Chorionic villus sampling (CVS) is done to identify chromosomal or genetic disorders in the fetus. CVS is a prenatal test in which a sample of chorionic villi is removed from the placenta for testing. This test may be recommended by your health care provider when your baby has a higher risk of some birth defects. That is in case if you or your partner has family medical history that reveal potential risks or if you are over 35 year.
What Does The Chorionic Villus Sampling (CVS) Test Look For?
CVS can help in ruling out some birth defects, such as Down syndrome, cystic fibrosis, sickle cell anemia, and others but it can not detect neural tube defects, such as spina bifida.
Chorionic villus sampling also provides access to DNA for paternity testing prior to delivery. DNA is collected from the potential father and is compared to DNA obtained from the baby during chorionic villus sampling. The results are accurate (99%) for determining paternity.
When Is Chorionic Villus Sampling (CVS) Performed?
CVS usually takes place at 10–12 weeks’ of gestation. CVS may be chosen over amniocentesis because it may be performed earlier in the pregnancy.
How Is The Chorionic Villus Sampling (CVS) Performed?
The sample can be taken through the cervix (transcervical) or the abdominal wall (transabdominal).
In transcervical, a thin catheter is placed through the cervix and in transabdominal, long thin needle placed through the abdomen to your placenta The chorionic villi cells are gently suctioned. Transcervical is the most common method.
The CVS procedure collects larger samples and provides faster results than amniocentesis. Results may be received between one to seven days.
What to Know About CVS test Results?
CVS is a diagnostic test that detects chromosome abnormalities and genetic disorders with high levels of accuracy (98-99%). You should get test results in about one week. CVS is very accurate. If your baby does have a problem, you can meet with a genetic counselor and talk about your options.
What Are The Risks And Side Effects of CVS To The Mother Or Baby?

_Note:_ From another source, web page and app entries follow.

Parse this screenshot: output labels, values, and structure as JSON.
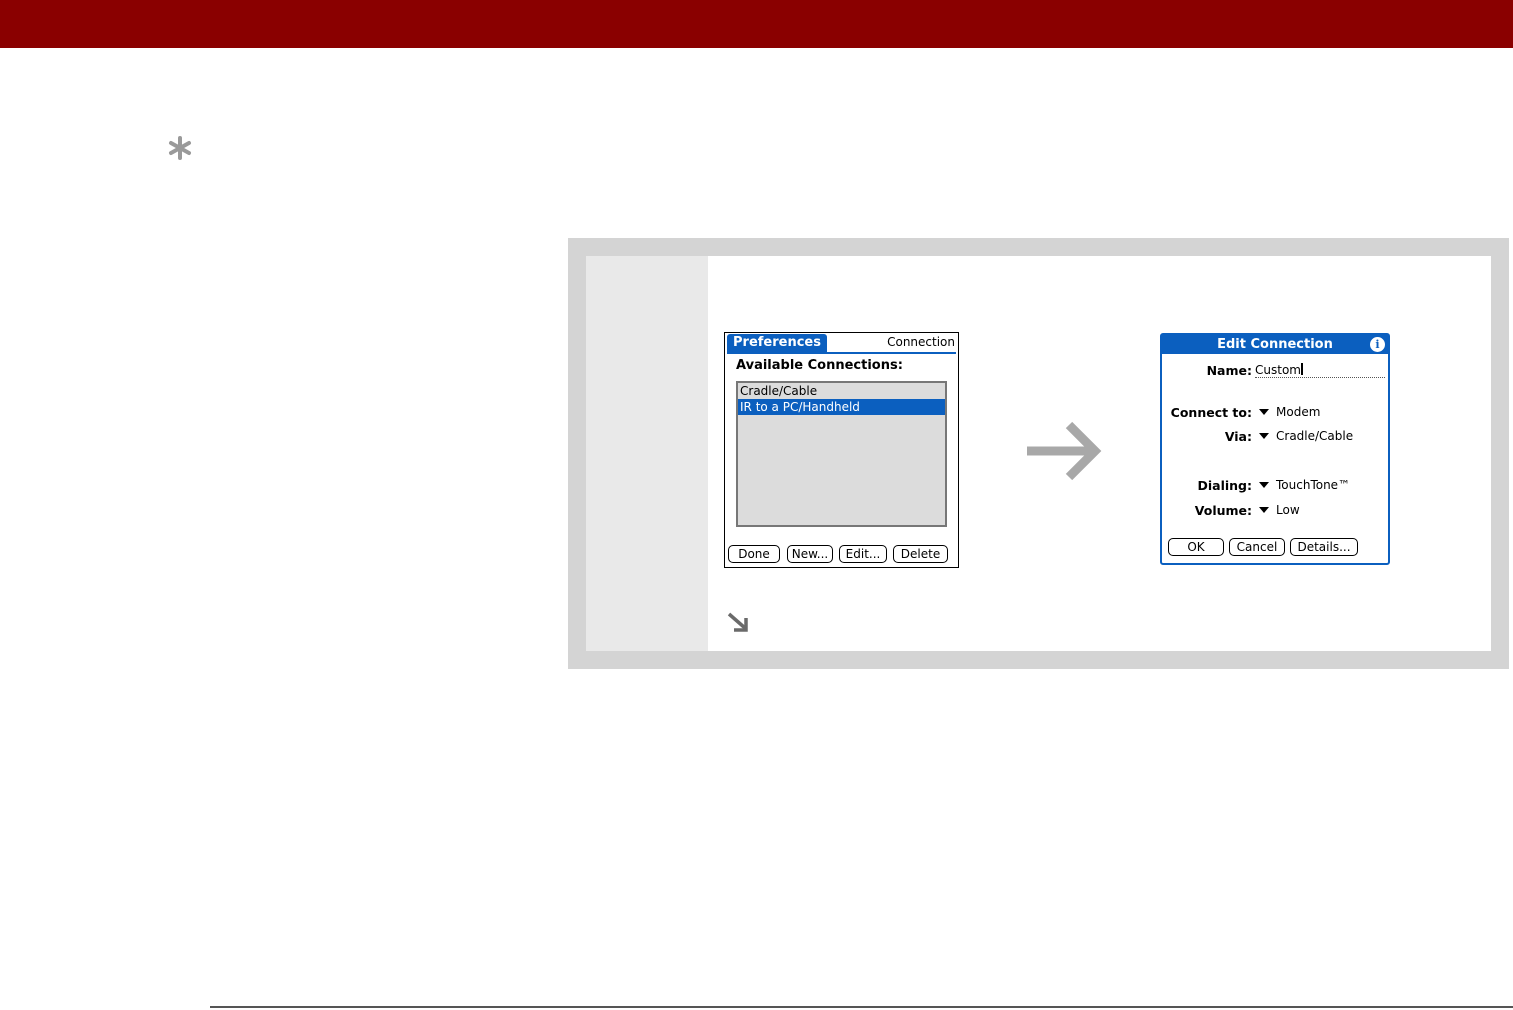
{
  "icons": {
    "tip": "asterisk-tip-icon",
    "flow": "right-arrow-icon",
    "continued": "down-right-arrow-icon",
    "info": "info-icon"
  },
  "colors": {
    "header": "#8a0000",
    "palm_accent": "#0b5fbf",
    "frame": "#d4d4d4"
  },
  "screen1": {
    "tab": "Preferences",
    "panel": "Connection",
    "heading": "Available Connections:",
    "items": [
      "Cradle/Cable",
      "IR to a PC/Handheld"
    ],
    "buttons": [
      "Done",
      "New...",
      "Edit...",
      "Delete"
    ]
  },
  "screen2": {
    "title": "Edit Connection",
    "info": "i",
    "name_label": "Name:",
    "name_value": "Custom",
    "connect_label": "Connect to:",
    "connect_value": "Modem",
    "via_label": "Via:",
    "via_value": "Cradle/Cable",
    "dialing_label": "Dialing:",
    "dialing_value": "TouchTone™",
    "volume_label": "Volume:",
    "volume_value": "Low",
    "buttons": [
      "OK",
      "Cancel",
      "Details..."
    ]
  }
}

CVS is relatively safe. But it is an invasive procedure, and it poses a risk of miscarriage slightly higher than amniocentesis. It also poses a small risk of complications in your baby, such as loss of limbs. Talk to your doctor about the risks. Make sure the test is done by doctor who has a lot of experience doing CVS.
CVS is not recommended for women who:
- Have an active infection (i.e. STD)
- Are carrying twins
- Have experienced vaginal bleeding during pregnancy.
You should also contact your healthcare provider if you experience fever, Chills, Leaking of amniotic fluid.
Tests Similar to This One
Amniocentesis, karyotype test, FISH test, microarray analysis
Compiled using information from the following sources: 1. Mayo Clinic Complete Book of Pregnancy & Baby’s First Year. Johnson, Robert V., M.D., et al, Ch. 11.